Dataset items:
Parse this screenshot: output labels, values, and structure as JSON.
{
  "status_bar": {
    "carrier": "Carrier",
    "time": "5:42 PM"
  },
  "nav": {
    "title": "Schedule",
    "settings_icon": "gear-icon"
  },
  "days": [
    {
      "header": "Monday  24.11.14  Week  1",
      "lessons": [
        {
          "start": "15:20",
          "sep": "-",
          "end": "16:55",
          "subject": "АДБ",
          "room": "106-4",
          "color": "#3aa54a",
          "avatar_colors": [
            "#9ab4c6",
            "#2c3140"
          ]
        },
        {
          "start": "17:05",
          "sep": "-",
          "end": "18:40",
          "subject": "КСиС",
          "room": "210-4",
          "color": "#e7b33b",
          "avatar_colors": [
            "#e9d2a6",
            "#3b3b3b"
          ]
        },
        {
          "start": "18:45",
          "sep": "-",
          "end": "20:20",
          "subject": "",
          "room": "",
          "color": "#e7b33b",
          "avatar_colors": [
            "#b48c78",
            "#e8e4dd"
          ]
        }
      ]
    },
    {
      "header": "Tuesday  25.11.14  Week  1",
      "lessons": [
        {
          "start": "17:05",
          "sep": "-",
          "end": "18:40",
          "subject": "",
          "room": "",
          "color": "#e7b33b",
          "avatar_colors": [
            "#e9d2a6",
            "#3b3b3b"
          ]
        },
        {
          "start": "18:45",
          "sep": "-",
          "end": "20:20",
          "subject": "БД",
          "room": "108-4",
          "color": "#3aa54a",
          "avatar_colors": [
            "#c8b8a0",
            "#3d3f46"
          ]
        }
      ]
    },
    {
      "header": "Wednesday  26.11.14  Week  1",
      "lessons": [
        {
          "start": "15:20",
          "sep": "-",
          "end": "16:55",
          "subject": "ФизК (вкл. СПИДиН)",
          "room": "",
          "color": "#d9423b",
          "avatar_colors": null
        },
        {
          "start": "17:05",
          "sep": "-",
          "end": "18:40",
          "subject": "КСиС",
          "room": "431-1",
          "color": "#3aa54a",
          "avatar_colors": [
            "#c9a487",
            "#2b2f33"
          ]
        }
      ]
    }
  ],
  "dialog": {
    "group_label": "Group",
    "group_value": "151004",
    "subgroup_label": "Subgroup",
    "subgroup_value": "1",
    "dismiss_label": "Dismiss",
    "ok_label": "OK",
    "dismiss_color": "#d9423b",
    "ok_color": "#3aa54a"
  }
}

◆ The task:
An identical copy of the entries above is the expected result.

◆ Task result:
Parse this screenshot: output labels, values, and structure as JSON.
{
  "status_bar": {
    "carrier": "Carrier",
    "time": "5:42 PM"
  },
  "nav": {
    "title": "Schedule",
    "settings_icon": "gear-icon"
  },
  "days": [
    {
      "header": "Monday  24.11.14  Week  1",
      "lessons": [
        {
          "start": "15:20",
          "sep": "-",
          "end": "16:55",
          "subject": "АДБ",
          "room": "106-4",
          "color": "#3aa54a",
          "avatar_colors": [
            "#9ab4c6",
            "#2c3140"
          ]
        },
        {
          "start": "17:05",
          "sep": "-",
          "end": "18:40",
          "subject": "КСиС",
          "room": "210-4",
          "color": "#e7b33b",
          "avatar_colors": [
            "#e9d2a6",
            "#3b3b3b"
          ]
        },
        {
          "start": "18:45",
          "sep": "-",
          "end": "20:20",
          "subject": "",
          "room": "",
          "color": "#e7b33b",
          "avatar_colors": [
            "#b48c78",
            "#e8e4dd"
          ]
        }
      ]
    },
    {
      "header": "Tuesday  25.11.14  Week  1",
      "lessons": [
        {
          "start": "17:05",
          "sep": "-",
          "end": "18:40",
          "subject": "",
          "room": "",
          "color": "#e7b33b",
          "avatar_colors": [
            "#e9d2a6",
            "#3b3b3b"
          ]
        },
        {
          "start": "18:45",
          "sep": "-",
          "end": "20:20",
          "subject": "БД",
          "room": "108-4",
          "color": "#3aa54a",
          "avatar_colors": [
            "#c8b8a0",
            "#3d3f46"
          ]
        }
      ]
    },
    {
      "header": "Wednesday  26.11.14  Week  1",
      "lessons": [
        {
          "start": "15:20",
          "sep": "-",
          "end": "16:55",
          "subject": "ФизК (вкл. СПИДиН)",
          "room": "",
          "color": "#d9423b",
          "avatar_colors": null
        },
        {
          "start": "17:05",
          "sep": "-",
          "end": "18:40",
          "subject": "КСиС",
          "room": "431-1",
          "color": "#3aa54a",
          "avatar_colors": [
            "#c9a487",
            "#2b2f33"
          ]
        }
      ]
    }
  ],
  "dialog": {
    "group_label": "Group",
    "group_value": "151004",
    "subgroup_label": "Subgroup",
    "subgroup_value": "1",
    "dismiss_label": "Dismiss",
    "ok_label": "OK",
    "dismiss_color": "#d9423b",
    "ok_color": "#3aa54a"
  }
}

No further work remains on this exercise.